→ DATA PROVIDED
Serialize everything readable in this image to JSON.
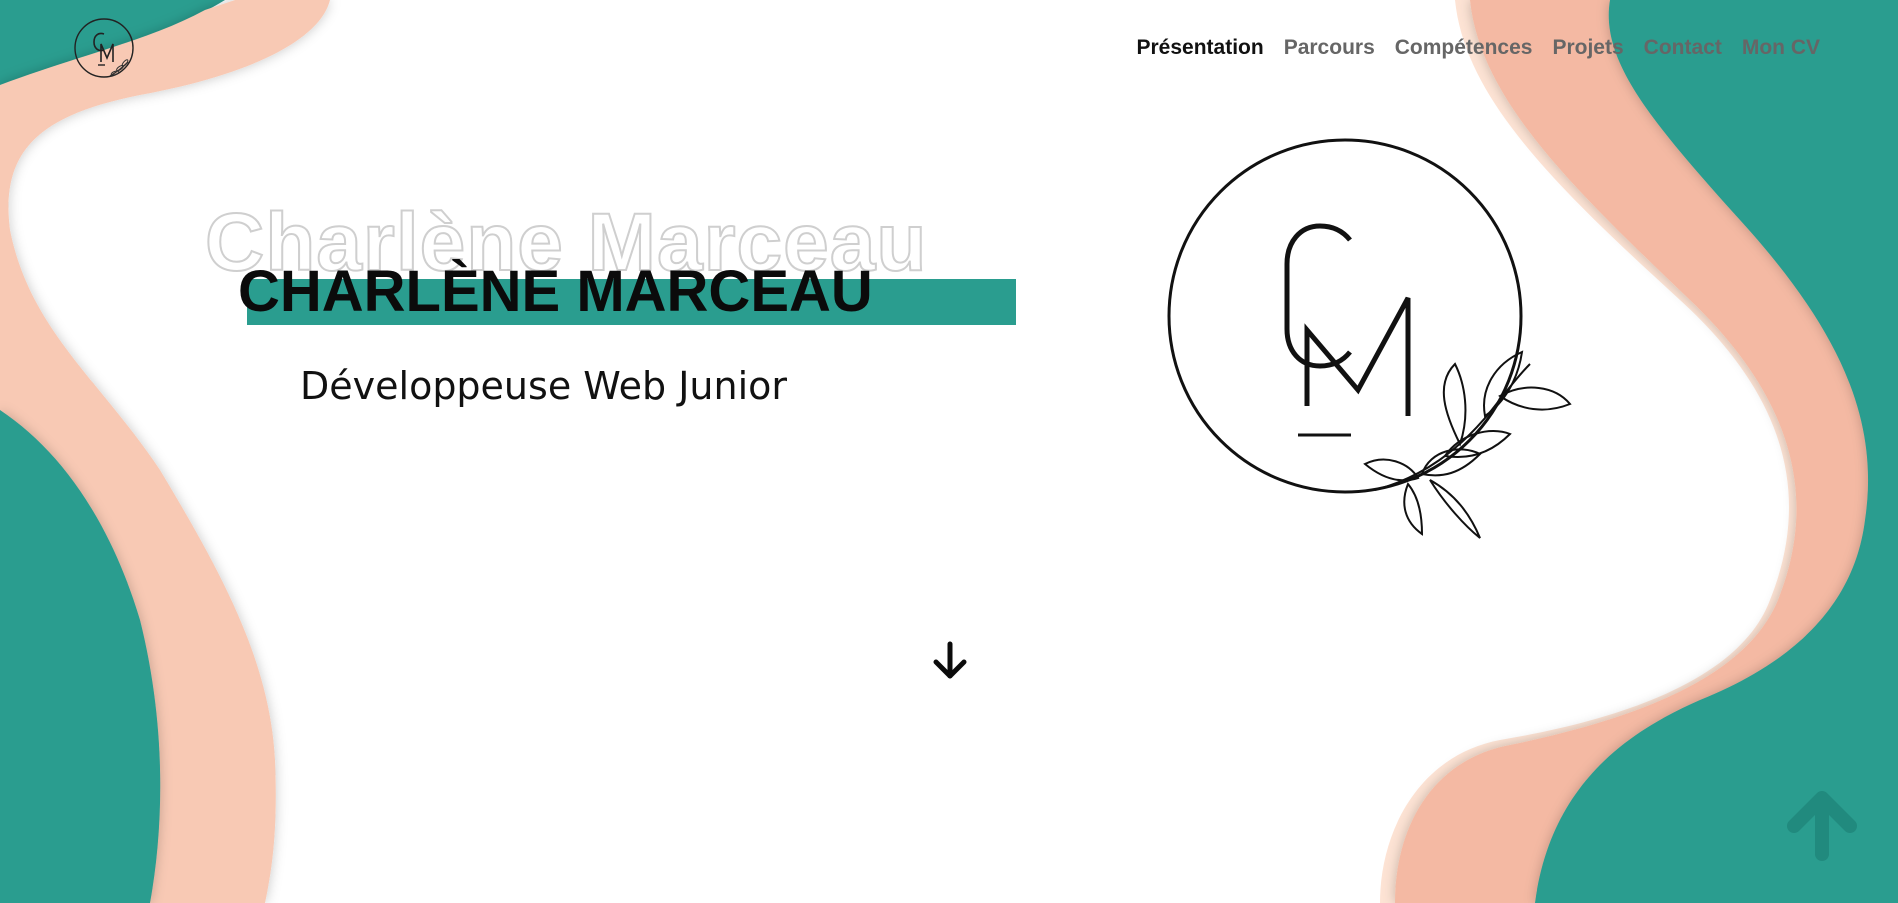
{
  "brand": {
    "logo_text": "CM"
  },
  "nav": {
    "items": [
      {
        "label": "Présentation",
        "active": true
      },
      {
        "label": "Parcours",
        "active": false
      },
      {
        "label": "Compétences",
        "active": false
      },
      {
        "label": "Projets",
        "active": false
      },
      {
        "label": "Contact",
        "active": false
      },
      {
        "label": "Mon CV",
        "active": false
      }
    ]
  },
  "hero": {
    "outline_name": "Charlène Marceau",
    "name": "CHARLÈNE MARCEAU",
    "subtitle": "Développeuse Web Junior"
  },
  "icons": {
    "scroll_down": "arrow-down-icon",
    "back_to_top": "arrow-up-icon"
  },
  "colors": {
    "teal": "#2a9d8f",
    "salmon": "#f4b9a3",
    "peach": "#f8c9b4",
    "cream": "#fde3d4",
    "text": "#111111"
  }
}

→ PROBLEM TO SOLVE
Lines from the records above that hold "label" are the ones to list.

→ RESPONSE TO THE EXERCISE
        "label": "Présentation",
        "label": "Parcours",
        "label": "Compétences",
        "label": "Projets",
        "label": "Contact",
        "label": "Mon CV",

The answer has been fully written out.